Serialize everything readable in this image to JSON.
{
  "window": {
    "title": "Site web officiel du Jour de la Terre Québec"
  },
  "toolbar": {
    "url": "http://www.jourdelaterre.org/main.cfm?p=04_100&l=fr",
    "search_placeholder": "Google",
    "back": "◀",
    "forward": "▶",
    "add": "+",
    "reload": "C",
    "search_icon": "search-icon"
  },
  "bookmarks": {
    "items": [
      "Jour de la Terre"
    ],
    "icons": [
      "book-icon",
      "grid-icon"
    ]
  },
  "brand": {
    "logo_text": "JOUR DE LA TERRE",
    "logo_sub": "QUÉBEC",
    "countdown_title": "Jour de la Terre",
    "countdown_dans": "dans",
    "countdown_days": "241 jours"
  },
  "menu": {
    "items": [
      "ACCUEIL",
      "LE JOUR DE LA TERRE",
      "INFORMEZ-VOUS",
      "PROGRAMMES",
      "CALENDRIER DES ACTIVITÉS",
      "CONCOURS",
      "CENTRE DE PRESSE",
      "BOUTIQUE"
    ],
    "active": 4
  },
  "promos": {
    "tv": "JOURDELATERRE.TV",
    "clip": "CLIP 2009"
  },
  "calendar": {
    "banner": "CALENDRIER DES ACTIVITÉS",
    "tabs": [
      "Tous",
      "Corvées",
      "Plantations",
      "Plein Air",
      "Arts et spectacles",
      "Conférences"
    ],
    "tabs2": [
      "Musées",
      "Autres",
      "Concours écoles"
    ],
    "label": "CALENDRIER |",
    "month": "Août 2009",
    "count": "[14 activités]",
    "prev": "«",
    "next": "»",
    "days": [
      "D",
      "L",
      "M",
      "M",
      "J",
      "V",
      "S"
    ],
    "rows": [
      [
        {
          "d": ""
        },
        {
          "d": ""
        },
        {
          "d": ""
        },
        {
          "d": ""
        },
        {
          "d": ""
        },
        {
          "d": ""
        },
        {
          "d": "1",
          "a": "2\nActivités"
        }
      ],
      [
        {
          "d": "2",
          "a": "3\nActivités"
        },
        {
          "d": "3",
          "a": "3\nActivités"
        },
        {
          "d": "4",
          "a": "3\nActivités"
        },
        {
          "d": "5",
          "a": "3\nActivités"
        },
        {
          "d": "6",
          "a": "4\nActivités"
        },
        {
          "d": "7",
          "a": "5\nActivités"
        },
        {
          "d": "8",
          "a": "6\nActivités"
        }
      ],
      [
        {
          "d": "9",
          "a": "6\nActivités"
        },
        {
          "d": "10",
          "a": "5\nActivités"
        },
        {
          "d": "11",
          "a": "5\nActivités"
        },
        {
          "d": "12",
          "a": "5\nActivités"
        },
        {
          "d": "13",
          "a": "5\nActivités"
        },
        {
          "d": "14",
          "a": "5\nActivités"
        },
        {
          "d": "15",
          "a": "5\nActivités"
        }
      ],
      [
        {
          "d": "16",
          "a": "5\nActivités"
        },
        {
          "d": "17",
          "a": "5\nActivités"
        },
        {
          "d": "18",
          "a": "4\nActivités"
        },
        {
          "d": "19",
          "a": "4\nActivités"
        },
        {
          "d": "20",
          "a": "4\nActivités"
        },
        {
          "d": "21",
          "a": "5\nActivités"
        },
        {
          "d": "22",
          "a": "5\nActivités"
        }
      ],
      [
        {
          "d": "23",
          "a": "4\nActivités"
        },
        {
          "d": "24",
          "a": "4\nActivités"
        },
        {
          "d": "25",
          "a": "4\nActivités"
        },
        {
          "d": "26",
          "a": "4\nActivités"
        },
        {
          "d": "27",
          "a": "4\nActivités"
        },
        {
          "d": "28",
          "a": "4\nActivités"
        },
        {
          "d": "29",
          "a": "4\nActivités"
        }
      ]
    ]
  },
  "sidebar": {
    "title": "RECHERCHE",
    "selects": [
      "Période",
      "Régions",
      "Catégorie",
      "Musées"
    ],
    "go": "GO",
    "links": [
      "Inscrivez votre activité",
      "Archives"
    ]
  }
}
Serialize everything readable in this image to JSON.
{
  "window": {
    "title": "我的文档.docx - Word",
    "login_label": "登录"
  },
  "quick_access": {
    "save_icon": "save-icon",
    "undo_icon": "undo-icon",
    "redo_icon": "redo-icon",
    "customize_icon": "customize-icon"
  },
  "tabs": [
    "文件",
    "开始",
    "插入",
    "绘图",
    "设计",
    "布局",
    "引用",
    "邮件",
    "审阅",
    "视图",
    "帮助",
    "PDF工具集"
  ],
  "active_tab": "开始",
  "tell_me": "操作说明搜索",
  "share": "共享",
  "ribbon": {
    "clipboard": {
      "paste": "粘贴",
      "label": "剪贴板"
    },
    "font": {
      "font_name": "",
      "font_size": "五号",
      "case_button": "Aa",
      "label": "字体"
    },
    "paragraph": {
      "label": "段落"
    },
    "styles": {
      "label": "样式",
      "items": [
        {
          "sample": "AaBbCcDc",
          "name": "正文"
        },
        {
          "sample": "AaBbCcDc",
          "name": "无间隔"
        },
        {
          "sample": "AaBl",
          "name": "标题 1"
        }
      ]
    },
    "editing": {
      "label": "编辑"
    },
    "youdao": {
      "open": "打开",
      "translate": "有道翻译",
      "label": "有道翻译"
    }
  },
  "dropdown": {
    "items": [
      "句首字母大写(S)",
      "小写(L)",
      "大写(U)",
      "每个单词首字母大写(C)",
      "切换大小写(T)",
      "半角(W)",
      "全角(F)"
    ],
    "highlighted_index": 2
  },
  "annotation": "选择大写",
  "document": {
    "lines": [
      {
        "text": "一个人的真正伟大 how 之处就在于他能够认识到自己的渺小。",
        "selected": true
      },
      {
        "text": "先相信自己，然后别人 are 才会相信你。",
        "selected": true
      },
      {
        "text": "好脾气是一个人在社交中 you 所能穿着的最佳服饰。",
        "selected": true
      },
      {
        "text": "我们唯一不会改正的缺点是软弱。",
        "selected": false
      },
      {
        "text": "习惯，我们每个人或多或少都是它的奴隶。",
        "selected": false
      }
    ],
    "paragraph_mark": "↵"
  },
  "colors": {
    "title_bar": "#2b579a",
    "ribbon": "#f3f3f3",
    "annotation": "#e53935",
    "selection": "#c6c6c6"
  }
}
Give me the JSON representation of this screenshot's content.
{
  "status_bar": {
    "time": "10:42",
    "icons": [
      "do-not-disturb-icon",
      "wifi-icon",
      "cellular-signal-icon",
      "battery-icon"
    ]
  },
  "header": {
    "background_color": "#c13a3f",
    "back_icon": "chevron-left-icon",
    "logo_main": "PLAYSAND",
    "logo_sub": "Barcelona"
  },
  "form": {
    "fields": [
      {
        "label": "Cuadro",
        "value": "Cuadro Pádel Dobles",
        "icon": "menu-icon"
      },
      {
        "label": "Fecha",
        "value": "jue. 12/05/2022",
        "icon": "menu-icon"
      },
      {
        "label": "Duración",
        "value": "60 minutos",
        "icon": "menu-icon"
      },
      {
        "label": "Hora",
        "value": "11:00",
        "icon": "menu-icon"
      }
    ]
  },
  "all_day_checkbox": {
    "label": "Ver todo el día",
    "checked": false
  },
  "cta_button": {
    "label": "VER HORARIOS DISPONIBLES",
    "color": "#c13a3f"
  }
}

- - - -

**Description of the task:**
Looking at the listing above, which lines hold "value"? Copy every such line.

**Written solution:**
        "value": "Cuadro Pádel Dobles",
        "value": "jue. 12/05/2022",
        "value": "60 minutos",
        "value": "11:00",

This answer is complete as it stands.